Exercise:
From the first entry to the last, copy the material exactly as it stands.

Entries supplied:
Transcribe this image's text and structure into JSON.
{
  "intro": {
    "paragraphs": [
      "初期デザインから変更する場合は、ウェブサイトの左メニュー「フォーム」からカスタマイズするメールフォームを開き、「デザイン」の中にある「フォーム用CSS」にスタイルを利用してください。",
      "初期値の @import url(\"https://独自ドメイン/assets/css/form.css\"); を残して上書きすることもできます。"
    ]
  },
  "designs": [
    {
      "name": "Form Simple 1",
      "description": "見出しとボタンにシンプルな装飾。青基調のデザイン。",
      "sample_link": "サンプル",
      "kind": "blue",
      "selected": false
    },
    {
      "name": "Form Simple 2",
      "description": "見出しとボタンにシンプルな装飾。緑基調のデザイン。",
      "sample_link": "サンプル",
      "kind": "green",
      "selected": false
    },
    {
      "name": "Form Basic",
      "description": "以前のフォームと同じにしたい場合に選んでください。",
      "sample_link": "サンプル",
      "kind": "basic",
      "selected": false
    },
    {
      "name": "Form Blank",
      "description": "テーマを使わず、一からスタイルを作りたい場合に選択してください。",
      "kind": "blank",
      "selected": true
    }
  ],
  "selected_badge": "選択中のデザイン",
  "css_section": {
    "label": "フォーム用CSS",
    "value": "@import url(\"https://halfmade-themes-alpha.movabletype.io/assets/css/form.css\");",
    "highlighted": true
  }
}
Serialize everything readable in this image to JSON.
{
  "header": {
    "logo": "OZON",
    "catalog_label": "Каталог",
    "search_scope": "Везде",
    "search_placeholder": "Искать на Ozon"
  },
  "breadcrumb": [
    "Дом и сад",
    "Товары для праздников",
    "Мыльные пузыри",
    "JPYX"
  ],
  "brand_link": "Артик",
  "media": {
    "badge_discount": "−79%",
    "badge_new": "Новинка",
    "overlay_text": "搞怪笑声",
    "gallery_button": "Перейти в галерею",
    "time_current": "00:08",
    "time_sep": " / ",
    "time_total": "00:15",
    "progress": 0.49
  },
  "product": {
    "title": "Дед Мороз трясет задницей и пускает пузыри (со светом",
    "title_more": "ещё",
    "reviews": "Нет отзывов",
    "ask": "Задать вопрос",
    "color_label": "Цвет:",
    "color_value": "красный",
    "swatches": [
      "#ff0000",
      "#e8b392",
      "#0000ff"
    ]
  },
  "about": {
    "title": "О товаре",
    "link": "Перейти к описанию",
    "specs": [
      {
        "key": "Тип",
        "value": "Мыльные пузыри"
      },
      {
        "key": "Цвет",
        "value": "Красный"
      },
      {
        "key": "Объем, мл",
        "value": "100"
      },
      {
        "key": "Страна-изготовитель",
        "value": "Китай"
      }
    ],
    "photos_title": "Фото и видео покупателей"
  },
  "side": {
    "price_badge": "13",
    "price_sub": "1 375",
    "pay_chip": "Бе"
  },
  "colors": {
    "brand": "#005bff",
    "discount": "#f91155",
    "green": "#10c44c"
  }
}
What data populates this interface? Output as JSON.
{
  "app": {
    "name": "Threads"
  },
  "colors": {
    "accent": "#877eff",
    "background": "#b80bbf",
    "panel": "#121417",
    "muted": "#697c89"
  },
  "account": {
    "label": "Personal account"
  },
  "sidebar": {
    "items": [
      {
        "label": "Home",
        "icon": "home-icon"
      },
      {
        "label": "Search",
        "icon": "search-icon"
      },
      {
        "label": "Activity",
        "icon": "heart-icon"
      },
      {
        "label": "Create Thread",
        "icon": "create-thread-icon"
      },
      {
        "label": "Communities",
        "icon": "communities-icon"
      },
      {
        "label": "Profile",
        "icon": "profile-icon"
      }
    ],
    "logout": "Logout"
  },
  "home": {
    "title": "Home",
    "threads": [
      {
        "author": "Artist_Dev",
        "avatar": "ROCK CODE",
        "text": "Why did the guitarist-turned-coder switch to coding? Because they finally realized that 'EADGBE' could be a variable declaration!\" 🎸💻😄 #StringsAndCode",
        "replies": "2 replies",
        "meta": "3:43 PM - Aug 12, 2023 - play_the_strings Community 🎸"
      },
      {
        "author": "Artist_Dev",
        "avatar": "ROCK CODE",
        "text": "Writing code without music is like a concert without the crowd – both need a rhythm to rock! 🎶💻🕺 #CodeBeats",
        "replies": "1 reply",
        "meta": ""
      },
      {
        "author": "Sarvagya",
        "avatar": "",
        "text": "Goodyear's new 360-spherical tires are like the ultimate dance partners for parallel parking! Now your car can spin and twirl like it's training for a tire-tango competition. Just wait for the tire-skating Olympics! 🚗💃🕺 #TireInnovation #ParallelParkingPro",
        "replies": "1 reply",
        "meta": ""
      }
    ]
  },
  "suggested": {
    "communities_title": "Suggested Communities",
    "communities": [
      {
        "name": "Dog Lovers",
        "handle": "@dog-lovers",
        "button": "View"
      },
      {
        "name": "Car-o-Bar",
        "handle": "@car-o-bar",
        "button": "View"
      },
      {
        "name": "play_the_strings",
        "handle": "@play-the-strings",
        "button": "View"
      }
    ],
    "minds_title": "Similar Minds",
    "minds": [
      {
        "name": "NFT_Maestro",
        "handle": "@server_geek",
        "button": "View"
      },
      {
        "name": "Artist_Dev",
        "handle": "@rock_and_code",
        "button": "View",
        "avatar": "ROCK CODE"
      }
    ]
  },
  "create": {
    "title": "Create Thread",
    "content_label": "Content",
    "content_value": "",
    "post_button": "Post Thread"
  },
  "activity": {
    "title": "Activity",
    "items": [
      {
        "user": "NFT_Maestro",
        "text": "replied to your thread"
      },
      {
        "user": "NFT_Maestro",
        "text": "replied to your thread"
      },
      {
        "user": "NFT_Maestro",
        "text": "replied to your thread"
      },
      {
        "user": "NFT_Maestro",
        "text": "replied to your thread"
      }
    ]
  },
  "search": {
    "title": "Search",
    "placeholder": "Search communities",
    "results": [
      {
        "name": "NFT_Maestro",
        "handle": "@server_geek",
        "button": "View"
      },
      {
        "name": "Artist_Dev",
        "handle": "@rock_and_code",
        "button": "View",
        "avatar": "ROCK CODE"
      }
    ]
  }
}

Your response:
Transcribe this image's text and structure into JSON.
{
  "intro": {
    "paragraphs": [
      "初期デザインから変更する場合は、ウェブサイトの左メニュー「フォーム」からカスタマイズするメールフォームを開き、「デザイン」の中にある「フォーム用CSS」にスタイルを利用してください。",
      "初期値の @import url(\"https://独自ドメイン/assets/css/form.css\"); を残して上書きすることもできます。"
    ]
  },
  "designs": [
    {
      "name": "Form Simple 1",
      "description": "見出しとボタンにシンプルな装飾。青基調のデザイン。",
      "sample_link": "サンプル",
      "kind": "blue",
      "selected": false
    },
    {
      "name": "Form Simple 2",
      "description": "見出しとボタンにシンプルな装飾。緑基調のデザイン。",
      "sample_link": "サンプル",
      "kind": "green",
      "selected": false
    },
    {
      "name": "Form Basic",
      "description": "以前のフォームと同じにしたい場合に選んでください。",
      "sample_link": "サンプル",
      "kind": "basic",
      "selected": false
    },
    {
      "name": "Form Blank",
      "description": "テーマを使わず、一からスタイルを作りたい場合に選択してください。",
      "kind": "blank",
      "selected": true
    }
  ],
  "selected_badge": "選択中のデザイン",
  "css_section": {
    "label": "フォーム用CSS",
    "value": "@import url(\"https://halfmade-themes-alpha.movabletype.io/assets/css/form.css\");",
    "highlighted": true
  }
}
Serialize everything readable in this image to JSON.
{
  "header": {
    "logo": "OZON",
    "catalog_label": "Каталог",
    "search_scope": "Везде",
    "search_placeholder": "Искать на Ozon"
  },
  "breadcrumb": [
    "Дом и сад",
    "Товары для праздников",
    "Мыльные пузыри",
    "JPYX"
  ],
  "brand_link": "Артик",
  "media": {
    "badge_discount": "−79%",
    "badge_new": "Новинка",
    "overlay_text": "搞怪笑声",
    "gallery_button": "Перейти в галерею",
    "time_current": "00:08",
    "time_sep": " / ",
    "time_total": "00:15",
    "progress": 0.49
  },
  "product": {
    "title": "Дед Мороз трясет задницей и пускает пузыри (со светом",
    "title_more": "ещё",
    "reviews": "Нет отзывов",
    "ask": "Задать вопрос",
    "color_label": "Цвет:",
    "color_value": "красный",
    "swatches": [
      "#ff0000",
      "#e8b392",
      "#0000ff"
    ]
  },
  "about": {
    "title": "О товаре",
    "link": "Перейти к описанию",
    "specs": [
      {
        "key": "Тип",
        "value": "Мыльные пузыри"
      },
      {
        "key": "Цвет",
        "value": "Красный"
      },
      {
        "key": "Объем, мл",
        "value": "100"
      },
      {
        "key": "Страна-изготовитель",
        "value": "Китай"
      }
    ],
    "photos_title": "Фото и видео покупателей"
  },
  "side": {
    "price_badge": "13",
    "price_sub": "1 375",
    "pay_chip": "Бе"
  },
  "colors": {
    "brand": "#005bff",
    "discount": "#f91155",
    "green": "#10c44c"
  }
}
What data populates this interface? Output as JSON.
{
  "app": {
    "name": "Threads"
  },
  "colors": {
    "accent": "#877eff",
    "background": "#b80bbf",
    "panel": "#121417",
    "muted": "#697c89"
  },
  "account": {
    "label": "Personal account"
  },
  "sidebar": {
    "items": [
      {
        "label": "Home",
        "icon": "home-icon"
      },
      {
        "label": "Search",
        "icon": "search-icon"
      },
      {
        "label": "Activity",
        "icon": "heart-icon"
      },
      {
        "label": "Create Thread",
        "icon": "create-thread-icon"
      },
      {
        "label": "Communities",
        "icon": "communities-icon"
      },
      {
        "label": "Profile",
        "icon": "profile-icon"
      }
    ],
    "logout": "Logout"
  },
  "home": {
    "title": "Home",
    "threads": [
      {
        "author": "Artist_Dev",
        "avatar": "ROCK CODE",
        "text": "Why did the guitarist-turned-coder switch to coding? Because they finally realized that 'EADGBE' could be a variable declaration!\" 🎸💻😄 #StringsAndCode",
        "replies": "2 replies",
        "meta": "3:43 PM - Aug 12, 2023 - play_the_strings Community 🎸"
      },
      {
        "author": "Artist_Dev",
        "avatar": "ROCK CODE",
        "text": "Writing code without music is like a concert without the crowd – both need a rhythm to rock! 🎶💻🕺 #CodeBeats",
        "replies": "1 reply",
        "meta": ""
      },
      {
        "author": "Sarvagya",
        "avatar": "",
        "text": "Goodyear's new 360-spherical tires are like the ultimate dance partners for parallel parking! Now your car can spin and twirl like it's training for a tire-tango competition. Just wait for the tire-skating Olympics! 🚗💃🕺 #TireInnovation #ParallelParkingPro",
        "replies": "1 reply",
        "meta": ""
      }
    ]
  },
  "suggested": {
    "communities_title": "Suggested Communities",
    "communities": [
      {
        "name": "Dog Lovers",
        "handle": "@dog-lovers",
        "button": "View"
      },
      {
        "name": "Car-o-Bar",
        "handle": "@car-o-bar",
        "button": "View"
      },
      {
        "name": "play_the_strings",
        "handle": "@play-the-strings",
        "button": "View"
      }
    ],
    "minds_title": "Similar Minds",
    "minds": [
      {
        "name": "NFT_Maestro",
        "handle": "@server_geek",
        "button": "View"
      },
      {
        "name": "Artist_Dev",
        "handle": "@rock_and_code",
        "button": "View",
        "avatar": "ROCK CODE"
      }
    ]
  },
  "create": {
    "title": "Create Thread",
    "content_label": "Content",
    "content_value": "",
    "post_button": "Post Thread"
  },
  "activity": {
    "title": "Activity",
    "items": [
      {
        "user": "NFT_Maestro",
        "text": "replied to your thread"
      },
      {
        "user": "NFT_Maestro",
        "text": "replied to your thread"
      },
      {
        "user": "NFT_Maestro",
        "text": "replied to your thread"
      },
      {
        "user": "NFT_Maestro",
        "text": "replied to your thread"
      }
    ]
  },
  "search": {
    "title": "Search",
    "placeholder": "Search communities",
    "results": [
      {
        "name": "NFT_Maestro",
        "handle": "@server_geek",
        "button": "View"
      },
      {
        "name": "Artist_Dev",
        "handle": "@rock_and_code",
        "button": "View",
        "avatar": "ROCK CODE"
      }
    ]
  }
}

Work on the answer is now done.